The 2016 winter session of Parliament saw the worst disruption this year despite demonetisation providing an opportunity for members of both houses to discuss the issue threadbare. The session was also a washout for bills as only a few were taken up; the all important one on the Goods and Services Tax was not among them.
The passing of The Constitution (122nd Amendment) (GST) Bill, 2014 was the most important business of this winter session. This bill seeks to reduce the multiplicity in the tax structure and make India a single market by subsuming various taxes. It will give concurrent taxing powers to both the Centre and the states.
There is a question mark hanging over the April 1 roll-out deadline for the GST. The GST council, in charge of hammering out the details of implementation, failed to finalise the draft legislation, and three key supporting bills are likely to be tabled only in the budget session of Parliament early next year. The GST is a singular tax reform that will remove barriers across states and integrate the country into a common market. The council’s next meeting will take place on 23 December, when the controversial IGST (Integrated Goods and Services Tax) Bill, which deals with the contentious issue of sharing of administrative powers between the Centre and the states, will again come up.
Among the bills that were scheduled to be taken up were:
This bill mandates the process of offering a bribe as an offence, and thereby modifies the definition of accepting bribes. The amendment bill demands prior sanction to prosecute former officials.
This all important piece of legislation would have provided cover to whistle blowers. Under this, disclosures related to corruption may not be made. The bill is currently pending in the Rajya Sabha.
This bill replaces the 1986 act and provides compensation for consumers’ complaints, recall of goods, action against misleading advertisements and product liability claims.
It proposes that illegal migrants from Afghanistan, Bangladesh and Pakistan from specified religious groups, such as Hindu, Sikh, Buddhist, Jain, Parsi and Christian, be eligible to apply for Indian citizenship.
The bill asks an employer to inform the employee of his right to compensation under the 1923 Act and imposes a penalty for the failure to do so. Though the bill was passed by the Lok Sabha on August 9, 2016, it is still pending in the Rajya Sabha.
This bill has to do with improving the limit of overtime working hours and empowering the Central government to make exemptions. Like the Employee’s Compensation Amendment Bill, it is pending in the Rajya Sabha.
Increases maternity leave to 26 weeks, grants leave to mothers and requires establishments with 50 employees or more to provide crèches. It was passed by the Rajya Sabha on August 11, 2016, and is pending before the Lok Sabha.

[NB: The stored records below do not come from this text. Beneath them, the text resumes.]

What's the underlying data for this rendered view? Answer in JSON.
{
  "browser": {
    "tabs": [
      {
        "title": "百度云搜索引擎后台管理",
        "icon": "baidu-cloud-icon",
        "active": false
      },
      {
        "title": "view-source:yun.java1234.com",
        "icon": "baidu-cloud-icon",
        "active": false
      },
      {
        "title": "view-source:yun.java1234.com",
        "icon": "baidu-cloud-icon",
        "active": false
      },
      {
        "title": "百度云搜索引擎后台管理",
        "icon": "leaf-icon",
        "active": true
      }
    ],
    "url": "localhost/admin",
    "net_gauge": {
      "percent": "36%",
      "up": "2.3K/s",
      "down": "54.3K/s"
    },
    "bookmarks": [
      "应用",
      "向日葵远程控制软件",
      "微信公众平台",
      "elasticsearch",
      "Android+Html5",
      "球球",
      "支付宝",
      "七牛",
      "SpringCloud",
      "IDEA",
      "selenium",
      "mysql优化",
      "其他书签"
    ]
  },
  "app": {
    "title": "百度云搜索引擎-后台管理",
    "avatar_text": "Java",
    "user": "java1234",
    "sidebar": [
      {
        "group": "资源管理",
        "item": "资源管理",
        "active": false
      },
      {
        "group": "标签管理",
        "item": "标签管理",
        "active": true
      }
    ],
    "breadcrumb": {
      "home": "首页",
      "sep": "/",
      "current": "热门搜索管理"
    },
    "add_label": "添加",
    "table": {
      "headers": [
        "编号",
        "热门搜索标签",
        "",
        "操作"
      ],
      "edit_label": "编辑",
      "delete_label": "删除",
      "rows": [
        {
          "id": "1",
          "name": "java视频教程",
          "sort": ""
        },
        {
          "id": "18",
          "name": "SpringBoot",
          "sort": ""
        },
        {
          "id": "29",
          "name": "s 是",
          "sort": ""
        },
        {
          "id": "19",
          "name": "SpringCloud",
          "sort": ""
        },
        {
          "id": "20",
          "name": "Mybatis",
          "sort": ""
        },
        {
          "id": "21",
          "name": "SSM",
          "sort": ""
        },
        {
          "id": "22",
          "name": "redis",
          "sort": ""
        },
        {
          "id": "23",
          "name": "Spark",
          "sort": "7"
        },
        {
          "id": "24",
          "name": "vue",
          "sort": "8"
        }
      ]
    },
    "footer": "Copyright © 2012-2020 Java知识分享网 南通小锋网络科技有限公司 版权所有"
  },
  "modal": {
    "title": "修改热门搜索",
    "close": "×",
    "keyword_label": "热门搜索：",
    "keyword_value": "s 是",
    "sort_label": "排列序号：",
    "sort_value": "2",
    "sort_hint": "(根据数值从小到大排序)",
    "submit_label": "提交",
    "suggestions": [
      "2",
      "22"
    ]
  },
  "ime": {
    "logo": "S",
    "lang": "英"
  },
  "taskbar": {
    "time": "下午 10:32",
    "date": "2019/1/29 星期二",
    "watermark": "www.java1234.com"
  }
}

This bill has to do with the property of those who migrated to Pakistan, which has been classified as enemy property. It overlooks the power of all rights, titles and interests over enemy property in an office of the Central government. The Rajya Sabha Select Committee report on it was submitted on May 6, 2016, and is pending before the upper house.
Passed by the Rajya Sabha on August 8, 2016 and pending in the Lok Sabha, this bill replaces the Mental Health Act of 1987. The act protects the rights of persons with mental illness and promotes their access to mental healthcare. Introduced on August 19, 2013, the Rajya Sabha Standing Committee report on it was submitted on November 20 of the same year. It is yet to be taken up in the house.
The new bills listed for introduction were: The Payment of Bonus (Amendment) Bill, 2015; The Industries (Development and Regulation) Amendment Bill, 2015; The Agricultural Bio-Security Bill, 2015; The National Cooperative Development Corporation (Amendment) Bill, 2015; The Nuclear Safety Regulatory Authority Bill, 2015; The Regional Centre for Bio-technology Bill, 2015; and The Indian Institute of Management Bill, 2015.